After, and indeed despite, three straight wins, the ultimate managerial hero is sacked by an ownership everyone despises, then you come in for the last day of the season and oversee a 3-0 home defeat to ten-man Hartlepool United which is over by half time. Welcome to Hull, Brian.
Brian Little, one of the nicest men in football, must have wondered what he had let himself in for. He’d won a League Cup as Villa manager just four seasons before, after all. Did he need all this? Fortunately, he then had a summer to think about it, decide it really was worthwhile and show a remarkable combination of tactical acumen, professional gallantry and mental strength over the next 12 months to earn City a play-off place rendered all the more improbable with the vitriol and posturing off the field that had left the club unable to access their own training facilities and put players into financial difficulty when wages went unpaid.
The play-offs didn’t work out for Little and City, but boy had he done enough to allow fans pining for Warren Joyce to accept that life had now moved on, and would continue to do so. The arrival of Adam Pearson as owner and saviour allowed everyone to concentrate on on-pitch matters afterwards, to everyone’s relief and delight, and although Little didn’t quite do enough to warrant another full season, he left Boothferry Park with everyone’s gratitude and warm wishes. A home defeat to Hartlepool was now more than forgivable.
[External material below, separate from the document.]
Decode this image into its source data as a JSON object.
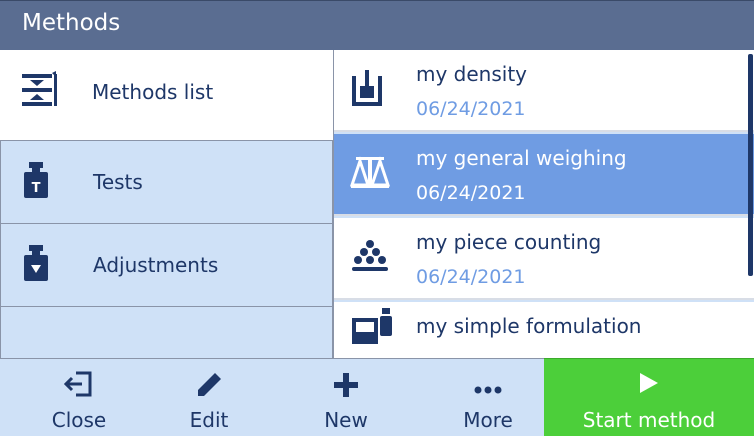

We didn’t include Stan Ternent’s mid-season debut as manager, despite it being probably the most impressive, because we’ve featured it on a previous edition of Famous Five.